1. Computers
  2. Display Drivers
  3. Graphics Cards
  4. Memory
  5. Motherboards
  6. Processors
  7. Software
  8. Storage
  9. Operating Systems


Facebook RSS Twitter Twitter Google Plus


Phoronix Test Suite

OpenBenchmarking.org

VIA Announces The OpenBook

VIA

Published on 27 May 2008 07:58 AM EDT
Written by Michael Larabel in VIA
5 Comments

Just in time for Computex, VIA Technologies has announced the OpenBook, which is a new Ultra-Mobile PC (UMPC) they are offering to compete with Intel's Menlow UMPCs. Making the VIA OpenBook "open" is making the CAD files to the external panels on this notebook's reference design available under the Creative Commons license (so that distributors or end-users may easily customize this sub-notebook) and the OpenBook will ship with an unspecified selection of Linux distributions (gOS is likely one of them). However, if you want that VIA OpenBook to be a "ClosedBook", VIA will also be shipping Windows XP and Windows Vista on this product.

The hardware behind the VIA OpenBook includes a VIA C7-M ULV processor, VIA VX800 Chipset, WiMAX, 3G wireless, and a 4-cell Lithium Ion battery. VIA claims this new notebook has a maximum power draw of just 3.5 Watts and it can idle with as little as 0.1 Watts. Pricing, however, has not been set.

More information on the VIA OpenBook is available from the press release or the new OpenBook website.

For the record, earlier this year VIA had announced their new open-source intentions but that was greeted by some mixed feelings from developers. Since these new open efforts have come about, VIA has contributed a 16,434 line kernel frame-buffer driver but we're still waiting on more code and technical documentation from this company.

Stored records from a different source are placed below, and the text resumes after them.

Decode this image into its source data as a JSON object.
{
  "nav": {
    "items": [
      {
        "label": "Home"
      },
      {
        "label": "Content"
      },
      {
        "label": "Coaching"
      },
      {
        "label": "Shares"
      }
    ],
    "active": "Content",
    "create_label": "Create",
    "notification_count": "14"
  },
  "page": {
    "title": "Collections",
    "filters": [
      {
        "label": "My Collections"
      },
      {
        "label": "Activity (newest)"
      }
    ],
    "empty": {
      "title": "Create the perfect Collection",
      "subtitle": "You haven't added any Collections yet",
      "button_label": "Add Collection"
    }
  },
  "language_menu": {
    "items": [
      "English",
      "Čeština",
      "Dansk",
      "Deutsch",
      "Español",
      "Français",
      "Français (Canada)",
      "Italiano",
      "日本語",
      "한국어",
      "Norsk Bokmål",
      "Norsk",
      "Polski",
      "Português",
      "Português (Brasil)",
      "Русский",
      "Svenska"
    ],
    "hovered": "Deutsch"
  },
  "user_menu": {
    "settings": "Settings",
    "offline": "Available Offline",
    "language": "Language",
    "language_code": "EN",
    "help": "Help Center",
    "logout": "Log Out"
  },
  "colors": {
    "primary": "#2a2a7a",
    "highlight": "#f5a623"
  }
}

About The Author
Michael Larabel is the principal author of Phoronix.com and founded the web-site in 2004 with a focus on enriching the Linux hardware experience and being the largest web-site devoted to Linux hardware reviews, particularly for products relevant to Linux gamers and enthusiasts but also commonly reviewing servers/workstations and embedded Linux devices. Michael has written more than 10,000 articles covering the state of Linux hardware support, Linux performance, graphics hardware drivers, and other topics. Michael is also the lead developer of the Phoronix Test Suite, Phoromatic, and OpenBenchmarking.org automated testing software. He can be followed via and or contacted via .
Latest Articles & Reviews
  1. Linux Compiler Benchmarks Of LLVM Clang 3.5 vs. LLVM Clang 3.6-rc1
  2. Intel Broadwell HD Graphics 5500: Windows 8.1 vs. Linux
  3. Linux Benchmarks Of NVIDIA's Early 2015 GeForce Line-Up
  4. NVIDIA GeForce GTX 960: A Great $200 GPU For Linux Gamers
  5. Disk Encryption Tests On Fedora 21
  6. Xonotic 0.8 Performance With The Open-Source AMD/NVIDIA Gallium3D Drivers
Latest Linux News
  1. Ubuntu's Mir Gains Server-Side Platform Probing
  2. Broadwell Linux Ultrabook Running MUCH Cooler Than Haswell
  3. LZHAM 1.0 Lossless Data Compression Codec Released
  4. LibreOffice 4.4 Is Coming Soon With New Features
  5. Linux Users Upset By Chromium's Busted HiDPI Support
  6. BPF Backend Merged Into LLVM To Make Use Of New Kernel Functionality
  7. Dying Light Is Headed To Linux, SteamOS
  8. Wayland 1.6.1 & Weston 1.6.1 Released
  9. Mesa 10.4.3 Brings A Bunch Of Fixes For The Direct3D "Nine" Support
  10. Intel Has A Few More Graphics Changes For The Linux 3.20 Kernel
Most Viewed News This Week
  1. Windows 10 To Be A Free Upgrade: What Linux Users Need To Know
  2. Google Admin Encourages Trying Btrfs, Not ZFS On Linux
  3. TraceFS: The Newest Linux File-System
  4. My Initial Intel Broadwell Linux Experience With The ThinkPad X1 Carbon
  5. Mozilla's Servo Still On Track For 2015 Alpha Release
  6. Fedora 23 Likely To Pursue Wayland By Default
  7. Keith Packard Leaves Intel's Linux Graphics Work
  8. A Proposal To Go 64-bit Only With Fedora 23